Have a Wabi-Sabi Wednesday!

Wabi-sabi: a beauty of things imperfect, impermanent, and incomplete. It is a beauty of things modest and humble. It is a beauty of things unconventional.

– From Wabi-Sabi: for Artists, Designers, Poets & Philosophers by Leonard Koran

When we bought our house, the yard was overgrown. The house is about 120 years old, and a lot of people have made their marks on the garden—with sometimes good and sometimes not so good results. But it’s an old garden, so to be fair to gardener’s past and present, let’s just say if the garden and gardeners were in a relationship on Facebook, the relationship status would read “It’s Complicated.”

One particular garden bed, right outside our kitchen door, really needed help. It was overgrown by the most beautiful Siberian irises. But it also had the craziest patchwork of other plants: some Pot of Gold, Antique Bleeding Hearts, Ajuga, Lady’s Mantle, but mostly the overgrown but still beautiful irises.

I had a vision of a kitchen herb garden, and I started out strong, planting three big clumps of chives, transplanted from our old house. I knew the lilac-blue of the chive blossoms and the hollow tubular leaves would go beautifully with the intensely blue irises and their spiky leaves.

But then I got stuck. I wasn’t so sure what to do because I didn’t want the crazy quilt, “Clown Pants” garden I was stuck with, but I am also not a hater or a killer of anything green. Plus, this garden was old, old, OLD. Like the house. With a lot of history. Which is what I wanted, right?

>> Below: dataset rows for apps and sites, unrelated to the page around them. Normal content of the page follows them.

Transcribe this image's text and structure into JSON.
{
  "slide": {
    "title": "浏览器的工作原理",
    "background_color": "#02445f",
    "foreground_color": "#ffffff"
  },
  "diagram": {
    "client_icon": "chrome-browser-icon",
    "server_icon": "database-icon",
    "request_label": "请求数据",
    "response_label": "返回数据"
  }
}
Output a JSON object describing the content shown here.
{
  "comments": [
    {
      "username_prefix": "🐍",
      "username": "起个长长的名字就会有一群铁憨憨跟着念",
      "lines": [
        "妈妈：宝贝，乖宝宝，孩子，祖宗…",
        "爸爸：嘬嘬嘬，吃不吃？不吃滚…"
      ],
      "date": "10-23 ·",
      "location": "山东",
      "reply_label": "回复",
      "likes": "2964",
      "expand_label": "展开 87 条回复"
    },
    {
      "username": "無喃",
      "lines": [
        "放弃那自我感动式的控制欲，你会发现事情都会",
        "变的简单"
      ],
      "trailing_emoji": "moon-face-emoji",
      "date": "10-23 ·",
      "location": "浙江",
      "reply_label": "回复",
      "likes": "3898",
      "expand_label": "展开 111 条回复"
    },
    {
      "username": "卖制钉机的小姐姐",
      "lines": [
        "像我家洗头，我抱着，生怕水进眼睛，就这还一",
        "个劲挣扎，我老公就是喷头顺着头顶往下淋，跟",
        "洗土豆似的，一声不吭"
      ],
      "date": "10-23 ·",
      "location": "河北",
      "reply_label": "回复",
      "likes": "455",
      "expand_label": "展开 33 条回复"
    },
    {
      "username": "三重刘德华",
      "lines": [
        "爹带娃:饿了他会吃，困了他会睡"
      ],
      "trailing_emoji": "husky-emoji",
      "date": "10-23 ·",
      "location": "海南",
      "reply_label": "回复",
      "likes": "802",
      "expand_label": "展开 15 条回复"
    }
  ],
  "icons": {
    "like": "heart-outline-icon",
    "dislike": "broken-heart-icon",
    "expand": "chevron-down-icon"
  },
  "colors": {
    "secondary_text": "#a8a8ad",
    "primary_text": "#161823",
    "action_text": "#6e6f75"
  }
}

A friend of mine—an artist and an amazing gardener with a fabulous eye—lives right around the corner. I got up my nerve, and decided to call and ask for her help. Boy was I nervous. Her yard is absolutely beautiful. And perfectly cared for. With lovely river rocks forming the driveway, each individually placed by the artist. And if anything looks out of place, I assure you it’s by design. Her garden is also her palette, I reminded myself, and each journey begins with a single step. I picked up the phone.

“How ‘bout this afternoon?” She jumped at the chance!

I wondered how much weeding I could get done before she arrived.

That afternoon, I stood in the garden, side by side with the artist. This is not a talkative woman, rather reclusive by nature. And we stood silently, taking it all in. Her arms folded over her chest, finger gently tapping on the sleeve of her work shirt.

She asked only one question: “You planted these chives?”


“I like the choice of three.”

Whew! Then back to the silence. Finally after what felt like hours, when I couldn’t stand it anymore, I asked her what she thought.


“Wabi, wha?”

She laughed. “Wabi-sabi. The Japanese aesthetic centering on our acceptance of our transient time on Earth. Embrace and find beauty not just in new but also in decay—in the flowers’ deadheads, the paint peeling on the garden fence, the rust on the lamp pole, even the overgrown weeds!”

My friend smiled and stretched out her arm in a sweeping gesture. “Can you not see the beauty in the old?”

Since then, every summer as I contemplate the peeling paint, the withered plants that haven’t made it through a brutal winter, the deadwood in the lilacs, the invasions of volunteer Maple trees, the creeping weeds and grass—the reality of gardening in an old garden in Maine—I work hard to embrace the Wabi-Sabi. At the same time, I try to forgive and appreciate myself (and all my gardening predecessors) for all we can (and cannot) do.



p.s. Is there anything wabi-sabi in your life? Do you embrace it or does it drive you crazy? Are there ways that Wabi-Sabi can be incorporated into our writing lives?

This week I was reminded of Wabi-sabi when I read Melissa Crytzer Fry’s blog: End of Mighty Saguaro. Then, when I searched the web to clarify my memory, I was surprised to find an article posted this week at Mother Earth News about Wabi-Sabi!


  1. LOVE this post, Julia, as it mirrors my recent post & photos about the “Decline of Mighty Saguaro.” (http://bit.ly/e5c5yx ) I guess I’ve been practicing a little wabi-sabi myself without knowing it, as I do find beauty in the decaying desert plants on my property. I LOVE the principle of wabi-sabi in that it says to “Embrace and find beauty not just in new but also in decay …” Profound! Wonderfully written.

  2. Thank you so much for your very kind words! And thanks also for your inspiration with the mighty saguaro!